James is Chair of Tenteleni. He got his first taste of chairing at the age of 20 as President of Reading University Students’ Union (RUSU).
His professional background is in fundraising and communications – working first on integrated marketing campaigns at Guide Dogs and helping to re-launch its new subsidiary, Blind Children UK. He is now at Brasenose College, Oxford working on regular and major gifts.
James has taken on the role of Young Chairs’ Convenor for AoC and will organise informal get-togethers for members and non-members under 40.
Tenteleni is a youth-driven, volunteer-run charity that supports the development of young people in the UK and Africa.
We work with in-country partners to meet the needs of the local community. We partner with like-minded local organisations in communities to create opportunities for our volunteers to work alongside national volunteers to ensure sustainability and cultural exchange.
When and why did you become a Chair?
I joined Tenteleni as Chair in July 2015. Tenteleni had advertised for an external Chair and encouraged applications from those under 30. I knew that I could bring something different to the charity, taking the Chair with little prior knowledge meant that I could bring a new perspective to the Board. Besides, not many charities ask for Chairs under 30 so I couldn’t say ‘no’!
I enjoyed my time at RUSU and I felt that my fellow trustees and I made a real difference. I loved the Chair role and was delighted that Tenteleni felt my skills and experience matched their needs.
What do you most enjoy about Chairing?
I get a real buzz out of working with our dedicated volunteers and I feel proud of the charity’s achievements; that’s what drives me to do all I can to make a difference at Tenteleni.
My fellow trustees are equally dedicated, work well together and are never afraid to speak their mind. They inspire me to do my best and I relish the role that I have been given.
Do you have a key tip or lesson to share with your fellow Chairs?
Young people can add real value to Boards yet only 0.5% of the trustee population is aged 18-24 compared to 12% of the total adult population. In the same way as encouraging all types of diversity is essential, having a variety of ages on a Board means that opinions and standpoints are balanced leading to measured and positively transformational changes for a charity.
I am proud to be serving a second charity as Chair at the age of 24. I still have lots to give and even more to learn but I hope to develop my charity career such that I will make a difference for years to come.
Why did you join AoC?
Being the newbie on a board is daunting at the best of times, never mind when you are expected to chair.
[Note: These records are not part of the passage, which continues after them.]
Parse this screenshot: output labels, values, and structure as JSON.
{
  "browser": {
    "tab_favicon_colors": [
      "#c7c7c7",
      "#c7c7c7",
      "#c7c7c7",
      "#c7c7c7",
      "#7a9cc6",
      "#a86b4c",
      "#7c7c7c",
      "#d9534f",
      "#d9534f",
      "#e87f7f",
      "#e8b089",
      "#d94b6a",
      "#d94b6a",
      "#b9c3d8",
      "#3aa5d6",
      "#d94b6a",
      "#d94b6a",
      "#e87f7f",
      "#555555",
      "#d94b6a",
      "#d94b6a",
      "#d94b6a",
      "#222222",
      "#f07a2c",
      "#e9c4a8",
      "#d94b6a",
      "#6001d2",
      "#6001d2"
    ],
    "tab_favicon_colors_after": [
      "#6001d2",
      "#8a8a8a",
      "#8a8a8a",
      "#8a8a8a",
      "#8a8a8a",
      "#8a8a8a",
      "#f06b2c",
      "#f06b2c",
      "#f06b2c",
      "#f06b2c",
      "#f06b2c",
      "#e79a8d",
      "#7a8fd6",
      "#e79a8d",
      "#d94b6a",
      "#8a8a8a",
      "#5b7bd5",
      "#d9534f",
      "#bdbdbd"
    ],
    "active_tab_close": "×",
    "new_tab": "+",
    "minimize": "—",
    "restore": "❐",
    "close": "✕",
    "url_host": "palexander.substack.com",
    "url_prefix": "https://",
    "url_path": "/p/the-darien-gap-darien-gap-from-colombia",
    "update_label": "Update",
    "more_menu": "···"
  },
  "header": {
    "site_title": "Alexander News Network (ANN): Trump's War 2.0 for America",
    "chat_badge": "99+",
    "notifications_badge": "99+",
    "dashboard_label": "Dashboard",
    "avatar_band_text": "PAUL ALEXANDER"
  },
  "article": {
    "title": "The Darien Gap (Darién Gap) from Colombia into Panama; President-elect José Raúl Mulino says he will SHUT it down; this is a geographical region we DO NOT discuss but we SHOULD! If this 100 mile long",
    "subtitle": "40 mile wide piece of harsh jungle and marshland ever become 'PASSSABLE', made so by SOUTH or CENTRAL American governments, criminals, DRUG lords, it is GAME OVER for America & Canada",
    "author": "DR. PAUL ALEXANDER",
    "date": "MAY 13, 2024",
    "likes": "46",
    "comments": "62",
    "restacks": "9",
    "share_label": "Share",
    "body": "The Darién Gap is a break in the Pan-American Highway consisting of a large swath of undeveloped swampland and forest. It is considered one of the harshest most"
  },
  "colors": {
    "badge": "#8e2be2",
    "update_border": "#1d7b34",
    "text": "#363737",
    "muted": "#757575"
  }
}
There is so much to learn so I have relied on the AoC as a source of excellent seminars and briefings for Chairs.